It didn’t matter for Kolkata-based Surjo (name changed) that the girl he was falling in love with had a stigmatised and horrific past. He saw Sulekha (name changed), his co-worker in a factory, as someone who was brave enough to fight her circumstances and remodel her life.
Sulekha, who was forced into prostitution at an early age, was also betrayed by her own family and abused mercilessly at the hands of her former employer. She found it hard to trust anyone. But Surjo waited patiently for a year till she finally came around in 2015. Today, they are happily married with a four-year-old son.
Breaking away from social stigma and discrimination that is often intertwined with the daily lives of former sex workers, the couple are an epitome of what true love can conquer. The Better India spoke to the couple about what it means to break stereotypes in a society filled with regressive mindsets.
‘I Woke Up Chained to a Bed’
Sulekha grew up in Nandakumar, a quaint village in Medinipur district of West Bengal. But her childhood was filled with trauma. Her father regularly beat her mother and when she tried to intervene, she would get beaten too. For years she yearned for love but only tolerated abuse. At the age of 10, she decided to put an end to her sufferings and ran away from home.
She walked to the nearest railway station to board a train and find a job in another city. But watching her all alone, two men approached her and offered her food. In return, they asked her to work for them.
“I had no idea what ‘work’ they wanted me to do but I was so hungry and scared that I blindly trusted and went along with them. They took me to a home and gave me the most delicious food I had ever eaten. But after eating it I became unconscious, and when I woke up, I found myself chained to a bed in a brothel,” recalls Sulekha. She didn’t know it then but later realised she was held hostage in Haldia district, which was only a couple hours away from home.
She mentions how her innocence was shredded overnight when she was forced to engage in intercourse with clients. Every inch of her body hurt and she remembers crying herself to sleep every night. If she refused to participate in intercourse, she was punished with cigarette burns and beatings all over her body.
Finally, during a raid in 2009 she was rescued by the police. While this may have been a boon to many, Sulekha was freed from a murky world only to reenter a society that labelled her as an ‘immoral outcast’.
“The International Justice Mission (IJM) [an NGO focused on human rights and law enforcement] took me back home but my family had disowned me. On entering my house I saw my picture adorned with a garland. I was dead to them. My mother didn’t even look at me let alone offer me a drink or something to eat,” she recalls.
Having nowhere else to go, IJM took Sulekha to their shelter in Kolkata and provided her vocational training in baking. Sulekha would then go on to intern with a confectionery on Park Street before getting a job at a bag factory where she met Surjo.
Finding Love and Dignity

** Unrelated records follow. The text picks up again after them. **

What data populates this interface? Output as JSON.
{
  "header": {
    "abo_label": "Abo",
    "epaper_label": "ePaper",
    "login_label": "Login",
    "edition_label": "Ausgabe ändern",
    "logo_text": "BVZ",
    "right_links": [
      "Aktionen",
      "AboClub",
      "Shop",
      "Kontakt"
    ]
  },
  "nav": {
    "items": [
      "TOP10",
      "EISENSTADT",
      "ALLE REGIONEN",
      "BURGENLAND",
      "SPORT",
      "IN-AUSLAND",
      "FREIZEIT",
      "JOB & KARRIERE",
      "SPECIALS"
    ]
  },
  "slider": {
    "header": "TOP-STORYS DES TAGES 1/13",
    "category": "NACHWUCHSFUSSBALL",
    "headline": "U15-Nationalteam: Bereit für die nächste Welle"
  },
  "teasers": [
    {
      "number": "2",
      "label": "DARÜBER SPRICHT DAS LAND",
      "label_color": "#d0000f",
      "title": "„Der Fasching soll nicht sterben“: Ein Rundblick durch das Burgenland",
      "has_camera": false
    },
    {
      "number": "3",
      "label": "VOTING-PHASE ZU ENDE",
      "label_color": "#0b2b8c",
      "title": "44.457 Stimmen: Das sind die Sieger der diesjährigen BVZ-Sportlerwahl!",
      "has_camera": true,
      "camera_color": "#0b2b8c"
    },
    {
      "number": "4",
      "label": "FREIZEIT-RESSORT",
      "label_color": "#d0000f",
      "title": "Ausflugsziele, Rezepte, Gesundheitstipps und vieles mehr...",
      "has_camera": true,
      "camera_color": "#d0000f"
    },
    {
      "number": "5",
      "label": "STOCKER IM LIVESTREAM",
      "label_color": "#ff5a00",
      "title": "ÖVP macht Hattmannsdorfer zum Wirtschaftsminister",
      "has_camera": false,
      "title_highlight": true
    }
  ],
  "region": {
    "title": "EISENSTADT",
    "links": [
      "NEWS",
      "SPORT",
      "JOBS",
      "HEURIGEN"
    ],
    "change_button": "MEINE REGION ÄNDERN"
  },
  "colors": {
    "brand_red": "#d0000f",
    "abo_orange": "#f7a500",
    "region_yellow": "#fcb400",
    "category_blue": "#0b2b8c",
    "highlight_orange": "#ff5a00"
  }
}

Though she had left the brothel, the emotional scars and nightmares stayed with her for a very long time. It became impossible to trust anyone, including her employers at the new factory. She tells me, every time a man looked at her on the street she would walk faster. On most days, she preferred staying inside the shelter.
“A simple conversation at the bakery seemed like a mammoth task. Forced prostitution had taken a toll on my mental health, and, in the beginning, no amount of counselling from IJM helped,” she says, adding, “On a couple of occasions, I tried to kill myself but didn’t succeed. I was a hopeless soul who was stripped of her identity. It took me years to accept that it was not my fault.”
As Sulkeha tried to settle into her job at the bag factory, she caught the attention of Surjo. All he saw was a young shy woman earnestly doing her work. He shared his feelings with Sulekha through a mutual friend but to his dismay she dismissed them on multiple occasions.
“I had accepted my fate that no one would ever marry me after learning about my past. My own family abandoned me and this was still a co-worker,” she says.
Shedding all her inhibitions, one day, Sulekha faced her fears and told Surjo the truth about her past. “I gathered the courage to tell him everything — from my childhood struggles to the circumstances that led me to become a sex worker,” she says. She anticipated judgment or disgust from him, but for Surjo, what mattered was their present and future.
“It was love at first sight with Sulekha,” says Surjo, adding, “After learning of her hardships, I liked and respected her even more. I thought — ‘here is a strong woman, who refuses to bow down to situations and makes her own destiny’. I wanted to give her a better life and all the love she never got when she was growing up.”
Surjo introduced Sulekha to his family, and a few months later, they were married.
Every love story has its ups and downs and two people who are willing to stick with each other through thick and thin. Surjo didn’t victimise his wife, and instead fought stereotypes to be with her. Sulekha remains a ray of hope for us all, reminding us that even if you’re facing the darkest hour, life can turn around.
Today, Sulekha tells me that she has finally found the happiness and peace that she had always yearned for as a child. “He loves cooking so he takes care of the food while I am a cleanliness freak. Our days are incomplete without small banters and it’s very hard for both of us to stay upset with each other for long after a fight,” says Sulekha, giving us a tiny glimpse of their blissful married life.
Edited by Yoshita Rao